On Thursday 18 May SIIBS member Dr Meredith Warren shared her research on the meal and religion in the Roman world by hosting a Roman banquet as part of the University of Sheffield’s Festival of the Arts and Humanities.
The banquet, which some participants said was “the best Festival of Arts and Humanities event they’d been too in the three years of the Festival,” also included a philosophical oration by Dr Stephen Makin, poetry readings from Virgil and Praxilla, ancient Roman music, and libations of wine to various Roman deities.
Guests were given cards with biographical details of historical Roman people who had lived across the Empire, from Egypt and Rome to Doncaster and Glasgow.
INOX Dine chef Joe Berry developed the menu in collaboration with Warren, using recipes based on the ancient cookbook attributed to Apicius. After a traditional welcome drink of chilled Roman spiced white wine, the four-course dinner (convivium) began with a gustatio (appetizer) of patina of Plaice (or vegetarian Vitellian Peas) with olive relish and soft boiled eggs. The patina is a fish pâté, to be spread on bread with the olive relish.
The prima cena, or first course, comprised roast quail legs with a creamy celery puré, accompanied by toasted pistachios and pomegranates; vegetarians enjoyed ricotta and oregano baked parcels along with the sides.
The main course, or altera cena, was an impressive shoulder of pork topped with crackling and served on bread trenchers, or, for vegetarians, roasted “gourd” with millet and lovage. Accompanying dishes included lentils, barley, and sweet-sour Athenian cabbage salad. Dessert was fruit platters with grapes, melons, figs, dates, and strawberries, served with a baclava-like honey and walnut cake and deep-fried ricotta sweet meats.
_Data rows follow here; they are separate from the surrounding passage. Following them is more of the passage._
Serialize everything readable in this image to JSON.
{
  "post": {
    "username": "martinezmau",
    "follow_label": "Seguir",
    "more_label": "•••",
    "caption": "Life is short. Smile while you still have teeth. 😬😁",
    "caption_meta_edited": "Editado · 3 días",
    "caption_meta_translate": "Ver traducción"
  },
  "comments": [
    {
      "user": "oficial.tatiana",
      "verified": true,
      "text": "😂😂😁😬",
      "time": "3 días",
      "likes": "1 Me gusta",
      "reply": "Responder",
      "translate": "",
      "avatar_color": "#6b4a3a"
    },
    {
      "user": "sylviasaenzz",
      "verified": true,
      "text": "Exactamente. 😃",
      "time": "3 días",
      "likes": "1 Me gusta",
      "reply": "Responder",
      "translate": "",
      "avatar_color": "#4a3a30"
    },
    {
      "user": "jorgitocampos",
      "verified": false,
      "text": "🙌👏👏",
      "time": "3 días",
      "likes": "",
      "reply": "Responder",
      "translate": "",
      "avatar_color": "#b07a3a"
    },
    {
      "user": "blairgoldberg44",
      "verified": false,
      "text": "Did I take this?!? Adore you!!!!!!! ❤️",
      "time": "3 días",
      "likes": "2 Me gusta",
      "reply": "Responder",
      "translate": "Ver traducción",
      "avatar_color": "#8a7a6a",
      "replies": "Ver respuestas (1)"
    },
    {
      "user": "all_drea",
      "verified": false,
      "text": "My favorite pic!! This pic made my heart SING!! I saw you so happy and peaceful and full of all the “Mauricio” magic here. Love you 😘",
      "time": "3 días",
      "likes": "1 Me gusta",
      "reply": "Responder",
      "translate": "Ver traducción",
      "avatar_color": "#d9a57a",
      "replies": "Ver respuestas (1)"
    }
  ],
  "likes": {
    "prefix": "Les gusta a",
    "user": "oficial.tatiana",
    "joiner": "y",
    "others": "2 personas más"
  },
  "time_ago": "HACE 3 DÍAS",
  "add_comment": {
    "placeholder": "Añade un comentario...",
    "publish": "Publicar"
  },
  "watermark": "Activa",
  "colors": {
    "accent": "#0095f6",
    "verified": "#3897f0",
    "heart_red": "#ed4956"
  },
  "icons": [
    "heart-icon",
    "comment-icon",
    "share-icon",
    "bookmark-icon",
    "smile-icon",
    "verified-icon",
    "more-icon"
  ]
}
In between the courses, Makin, Warren, and Berry spoke to the guests about ancient philosophical ideas about the sense of taste, the rituals and social practices that Romans included in their formal meals, and the process of translating ancient flavours and ingredients for the modern palette. Several guests opted to attend in Roman costume, including Dr Robyn Orfitelli and Dr Gerry Howley of the School of English, and Greg Oldfield, Head of Public Engagement & Impact for the University of Sheffield.